> _WHAT YOU NEED TO DO_
A verbatim copy of the records below, pictures omitted, is the task.

Records from a collection
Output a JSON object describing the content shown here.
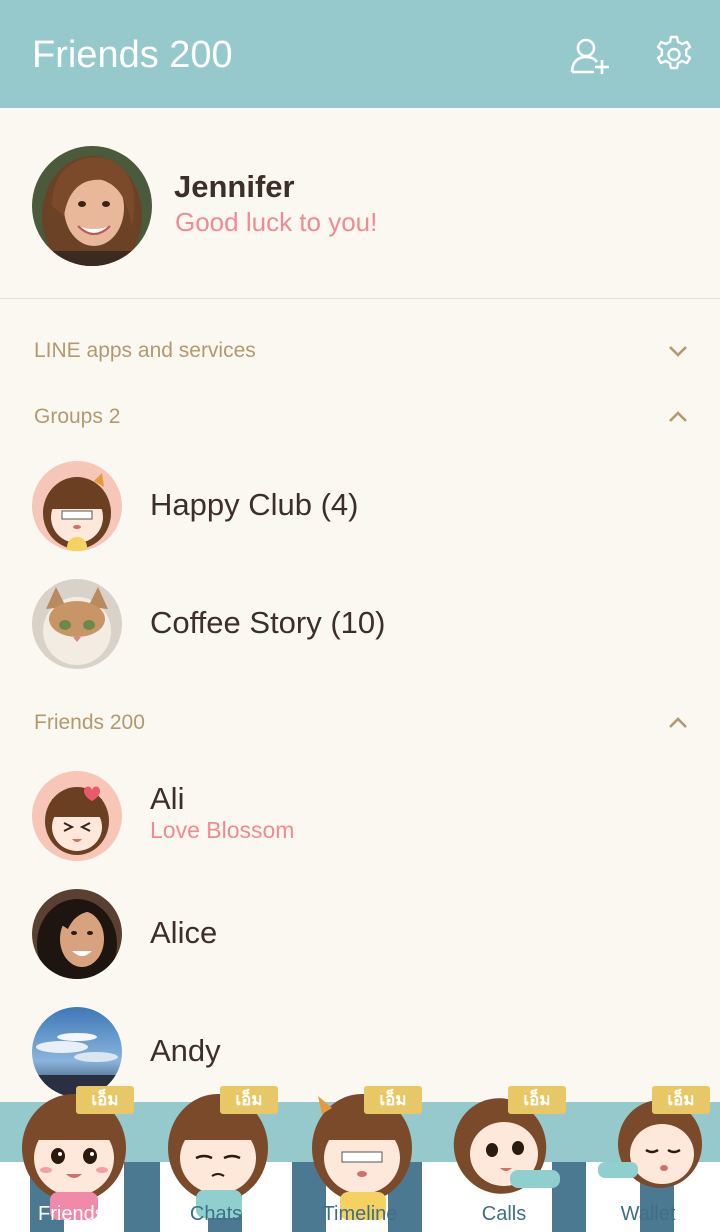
{
  "header": {
    "title": "Friends 200",
    "add_friend_icon": "add-friend-icon",
    "settings_icon": "gear-icon",
    "background": "#95c9cb"
  },
  "profile": {
    "name": "Jennifer",
    "status": "Good luck to you!"
  },
  "sections": {
    "apps": {
      "label": "LINE apps and services",
      "state": "collapsed"
    },
    "groups": {
      "label": "Groups 2",
      "state": "expanded"
    },
    "friends": {
      "label": "Friends 200",
      "state": "expanded"
    }
  },
  "groups": [
    {
      "name": "Happy Club (4)"
    },
    {
      "name": "Coffee Story (10)"
    }
  ],
  "friends": [
    {
      "name": "Ali",
      "status": "Love Blossom"
    },
    {
      "name": "Alice",
      "status": ""
    },
    {
      "name": "Andy",
      "status": ""
    }
  ],
  "tabs": [
    {
      "label": "Friends",
      "badge": "เอ็ม",
      "active": true
    },
    {
      "label": "Chats",
      "badge": "เอ็ม",
      "active": false
    },
    {
      "label": "Timeline",
      "badge": "เอ็ม",
      "active": false
    },
    {
      "label": "Calls",
      "badge": "เอ็ม",
      "active": false
    },
    {
      "label": "Wallet",
      "badge": "เอ็ม",
      "active": false
    }
  ],
  "colors": {
    "accent": "#95c9cb",
    "status_pink": "#f08b93",
    "section_gold": "#b39a6e",
    "tab_stripe": "#4b7992",
    "badge_yellow": "#e8c766"
  }
}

> _TASK RESPONSE_
Output a JSON object describing the content shown here.
{
  "header": {
    "title": "Friends 200",
    "add_friend_icon": "add-friend-icon",
    "settings_icon": "gear-icon",
    "background": "#95c9cb"
  },
  "profile": {
    "name": "Jennifer",
    "status": "Good luck to you!"
  },
  "sections": {
    "apps": {
      "label": "LINE apps and services",
      "state": "collapsed"
    },
    "groups": {
      "label": "Groups 2",
      "state": "expanded"
    },
    "friends": {
      "label": "Friends 200",
      "state": "expanded"
    }
  },
  "groups": [
    {
      "name": "Happy Club (4)"
    },
    {
      "name": "Coffee Story (10)"
    }
  ],
  "friends": [
    {
      "name": "Ali",
      "status": "Love Blossom"
    },
    {
      "name": "Alice",
      "status": ""
    },
    {
      "name": "Andy",
      "status": ""
    }
  ],
  "tabs": [
    {
      "label": "Friends",
      "badge": "เอ็ม",
      "active": true
    },
    {
      "label": "Chats",
      "badge": "เอ็ม",
      "active": false
    },
    {
      "label": "Timeline",
      "badge": "เอ็ม",
      "active": false
    },
    {
      "label": "Calls",
      "badge": "เอ็ม",
      "active": false
    },
    {
      "label": "Wallet",
      "badge": "เอ็ม",
      "active": false
    }
  ],
  "colors": {
    "accent": "#95c9cb",
    "status_pink": "#f08b93",
    "section_gold": "#b39a6e",
    "tab_stripe": "#4b7992",
    "badge_yellow": "#e8c766"
  }
}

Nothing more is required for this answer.